On appeal from the Superior Court, Appellate Division, whose opinion is reported at 384 N.J. Super. 351 (2006).
(This syllabus is not part of the opinion of the Court. It has been prepared by the Office of the Clerk for the convenience of the reader. It has been neither reviewed nor approved by the Supreme Court. Please note that, in the interests of brevity, portions of any opinion may not have been summarized).
[NOTE: This is a companion case to State v. Brown and State v. Tucker, also decided today.]
In this appeal the Court considers whether Ahmed Elkwisni's right to remain silent was violated when the prosecutor cross-examined him concerning those portions of his trial testimony that were not included in a statement made at the time of his arrest.
On the evening of March 24, 2003, Elkwisni and his co-defendant, Ibrahim Samha, entered a convenience store where Jamal Darwish was working alone behind the counter. Elkwisni and Samha approached Darwish and demanded money. Samha held a pistol and used it to hit Darwish in his face and hand. After Darwish fell to the floor, Elkwisni kicked him in the stomach. Elkwisni demanded keys from Darwish and locked the front door of the store. Darwish's hands and feet were secured with duct tape, and he eventually revealed where he kept the money. When Elkwisni located the money, he became upset with the small amount and told Samha to "finish [Darwish] off."
While the robbery was taking place, several people realized something was wrong in the store and called the police. Garfield police surrounded the store and were preparing to remove the front door from the hinges. Before they could do so, Elkwisni, Samha and Darwish appeared and opened the door. Police rushed in and ordered all three to the floor. Darwish was bleeding from his head and alerted police that the two men had tried to rob him.

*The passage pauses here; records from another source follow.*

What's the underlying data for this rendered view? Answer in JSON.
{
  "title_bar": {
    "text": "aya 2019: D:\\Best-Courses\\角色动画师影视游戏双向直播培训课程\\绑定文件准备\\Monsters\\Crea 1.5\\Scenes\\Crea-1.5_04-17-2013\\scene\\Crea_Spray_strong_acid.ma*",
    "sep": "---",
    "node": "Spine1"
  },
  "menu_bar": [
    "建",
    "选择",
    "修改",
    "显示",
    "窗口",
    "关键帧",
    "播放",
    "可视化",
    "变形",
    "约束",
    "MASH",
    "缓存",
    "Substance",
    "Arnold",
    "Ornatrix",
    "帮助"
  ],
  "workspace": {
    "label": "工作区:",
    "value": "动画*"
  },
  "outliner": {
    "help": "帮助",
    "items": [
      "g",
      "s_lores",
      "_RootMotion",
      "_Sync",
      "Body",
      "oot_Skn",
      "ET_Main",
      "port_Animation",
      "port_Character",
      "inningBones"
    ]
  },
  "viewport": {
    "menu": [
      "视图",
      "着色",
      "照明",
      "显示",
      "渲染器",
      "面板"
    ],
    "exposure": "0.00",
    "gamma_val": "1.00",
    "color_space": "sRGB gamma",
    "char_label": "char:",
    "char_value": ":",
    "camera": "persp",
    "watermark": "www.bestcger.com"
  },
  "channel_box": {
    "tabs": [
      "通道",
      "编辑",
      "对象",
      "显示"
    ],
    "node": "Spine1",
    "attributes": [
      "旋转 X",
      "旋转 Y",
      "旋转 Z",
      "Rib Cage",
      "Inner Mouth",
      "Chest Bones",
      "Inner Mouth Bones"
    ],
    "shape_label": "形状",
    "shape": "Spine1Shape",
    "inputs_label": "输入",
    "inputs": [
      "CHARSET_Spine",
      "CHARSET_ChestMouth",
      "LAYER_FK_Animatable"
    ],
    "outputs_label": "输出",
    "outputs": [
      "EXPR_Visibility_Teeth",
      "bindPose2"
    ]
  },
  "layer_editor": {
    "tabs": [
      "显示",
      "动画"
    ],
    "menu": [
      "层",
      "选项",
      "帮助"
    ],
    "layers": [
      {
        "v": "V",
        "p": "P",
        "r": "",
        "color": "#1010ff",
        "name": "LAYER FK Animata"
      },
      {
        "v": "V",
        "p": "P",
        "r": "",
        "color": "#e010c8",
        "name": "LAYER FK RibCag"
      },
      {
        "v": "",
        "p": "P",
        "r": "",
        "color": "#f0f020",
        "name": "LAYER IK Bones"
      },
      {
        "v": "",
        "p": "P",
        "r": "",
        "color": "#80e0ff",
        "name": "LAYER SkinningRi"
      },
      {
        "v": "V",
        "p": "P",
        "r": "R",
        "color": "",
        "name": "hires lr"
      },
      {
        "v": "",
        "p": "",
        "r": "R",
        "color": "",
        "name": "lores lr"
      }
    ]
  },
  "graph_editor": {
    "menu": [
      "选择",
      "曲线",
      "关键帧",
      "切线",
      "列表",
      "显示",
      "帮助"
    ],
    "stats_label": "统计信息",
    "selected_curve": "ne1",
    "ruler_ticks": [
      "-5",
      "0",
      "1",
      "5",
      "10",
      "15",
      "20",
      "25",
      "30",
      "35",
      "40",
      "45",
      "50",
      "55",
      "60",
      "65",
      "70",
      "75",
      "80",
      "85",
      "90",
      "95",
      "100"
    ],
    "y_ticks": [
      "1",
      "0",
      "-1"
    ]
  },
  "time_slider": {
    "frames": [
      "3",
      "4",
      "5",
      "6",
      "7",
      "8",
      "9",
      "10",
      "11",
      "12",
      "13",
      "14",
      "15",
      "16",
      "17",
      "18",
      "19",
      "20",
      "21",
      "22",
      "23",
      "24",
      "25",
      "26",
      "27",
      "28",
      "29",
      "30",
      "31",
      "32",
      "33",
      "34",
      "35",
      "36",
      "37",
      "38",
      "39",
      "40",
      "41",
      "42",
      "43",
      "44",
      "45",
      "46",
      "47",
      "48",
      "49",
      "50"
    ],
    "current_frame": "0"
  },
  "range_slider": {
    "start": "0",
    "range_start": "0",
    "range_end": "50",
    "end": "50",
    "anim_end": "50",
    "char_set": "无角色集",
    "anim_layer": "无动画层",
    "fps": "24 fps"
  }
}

Elkwisni and Samha were arrested. Police read Elkwisni his Miranda rights and placed him in a patrol car. A search revealed that Elkwisni had $176 in cash on his person. Elkwisni initially denied knowledge of a gun, but after an officer said leaving the gun in a store might result in a child finding it, Elkwisni revealed the gun's location. Police searched that area and found a BB handgun.
Elkwisni was charged with kidnapping, armed robbery, aggravated assault, and other offenses. At trial, Elkwisni testified on his own behalf and raised the defense of duress. Elkwisni claimed that he was on the way to a restaurant with another friend, who asked Samha to join them. Elkwisni said that Samha asked them to go to the convenience store so he could collect some money from a friend. Samha initially entered the store alone, and when Elkwisni went in, he found Samha engaged in a struggle over a handgun with Darwish. Samha secured possession of the gun and pointed it at Elkwisni. Samha forced Elkwisni and Darwish to the back of the store. Elkwisni claimed he was fearful of Samha and followed his instructions as Samha demanded money from Darwish. Elkwisni claimed that he attempted to telephone the police, but Samha saw him and grabbed his cell phone.
Elkwisni stated that after police arrived and arrested him, he was afraid he would be placed in the same patrol car with Samha. He claimed that his focus was on the police efforts to secure Samha, and therefore, he did not immediately respond to the police officer's questions. However, after the police placed Samha in a different car, Elkwisni said he told police what occurred in the store, describing how Samha pointed a gun at his head and stuffed money inside Elkwisni's pocket.
Based on Elkwisni's affirmative defense of duress, the prosecutor cross-examined him about his failure to immediately advise police after his arrest that Samha had coerced him to participate in the crime. Later, in summation, the prosecutor argued that a reasonable person would have immediately informed the police that he was coerced to participate in the crime if that was true.
The jury found Elkwisni guilty of second-degree robbery and a weapons offense, and not guilty of kidnapping, armed robbery, and the other charges. The trial court granted Elkwisni's motion to impose a sentence one degree lower and imposed a four-year term with eighty-five percent to be served without parole.
On appeal, with one judge dissenting, the Appellate Division affirmed Elkwisni's convictions. The majority found no violation of Elkwisni's right to remain silent, but remanded to the trial court for a new hearing on the admissibility of Elkwisni's statement to police concerning the location of the handgun. The dissenting judge found a violation of Elkwisni's right against self-incrimination, but would have affirmed the admissibility of Elkwisni's statement to police. Elkwisni appealed as of right and also filed a petition for certification on the remand issue. The Court denied Elkwisni's petition for certification, leaving for this appeal only the question whether Elkwisni's right against self-incrimination was violated.
HELD: A prosecutor can cross-examine a defendant concerning inconsistencies between his or her post-Miranda statement to the police and his testimony at trial.
1. Recently, this Court reaffirmed that our state law privilege against self-incrimination "does not allow a prosecutor to use at trial a defendant's silence when that silence arises 'at or near' the time of arrest, during official interrogation, or while in police custody." State v. Muhammad, 182 N.J. 551 (2005). The United States Supreme Court also has held that use of a defendant's silence at the time of his arrest and after receiving Miranda warnings is a violation of the Due Process ...